That reverence is particularly notable this year. While last week’s election demonstrated the divisions within the United States, we are grateful for having the right to vote and for a trustworthy election process that serves as the foundation of our representative democracy. Americans past and present have served in the armed forces to help protect that democracy, preventing the United States from falling under the spell of despots and tyrants who have ruled other nations.
As President Woodrow Wilson wrote for the first observance of the holiday, on the anniversary of the Armistice: “Out of this victory there arose new possibilities of political freedom and economic concert. The war showed us the strength of great nations acting together for high purposes, and the victory of arms foretells the enduring conquests which can be made in peace when nations act justly and in furtherance of the common interests of men.”
Since then, Americans have served with honor in World War II, the Korean War, the Vietnam War, the Gulf War, and wars in Afghanistan and Iraq. And while there is room to question the reasoning behind some of those conflicts and to criticize the leaders behind them, it is essential to honor those who were sent to fight.
It also is essential to honor those who have served during times of peace, providing the United States with strength that helped to avoid additional wars.
Yet while we recognize the diligence and sacrifice of those who have served, we stress that appropriate recognition must not be limited to a single day.

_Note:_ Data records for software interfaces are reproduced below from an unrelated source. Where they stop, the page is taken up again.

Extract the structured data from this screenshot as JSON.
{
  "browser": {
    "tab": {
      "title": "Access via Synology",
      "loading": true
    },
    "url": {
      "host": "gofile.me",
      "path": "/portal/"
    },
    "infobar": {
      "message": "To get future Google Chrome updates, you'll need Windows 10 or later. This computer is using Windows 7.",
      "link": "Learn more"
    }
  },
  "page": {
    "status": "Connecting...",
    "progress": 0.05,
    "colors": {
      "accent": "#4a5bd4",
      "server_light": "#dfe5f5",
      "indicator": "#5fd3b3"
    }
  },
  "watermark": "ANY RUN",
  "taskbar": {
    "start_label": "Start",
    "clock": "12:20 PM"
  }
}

Exact numbers are impossible to determine, but an estimate last year suggested that more than 65,000 veterans were homeless; another study found that about 240,000 veterans were living in poverty.
The 2020 defense appropriations bill passed by Congress called for $738 billion in spending; about $220 billion of that was for the Department of Veterans Affairs. When preparing future defense budgets, lawmakers must consider the long-range implications and this nation’s moral obligation to care for those who have served.
As Dr. Sudip Bose wrote for HuffingtonPost.com in 2017: “What many people who haven’t served in the military don’t really understand, is that after veterans stop fighting the enemy, they continue the struggle fighting against injuries or illness sustained while on active duty — either physical or mental, or both. In many instances, their battle continues.”
That, too, is part of Veterans Day and the people we honor today. We must sufficiently honor them throughout the year, not just in the middle of November.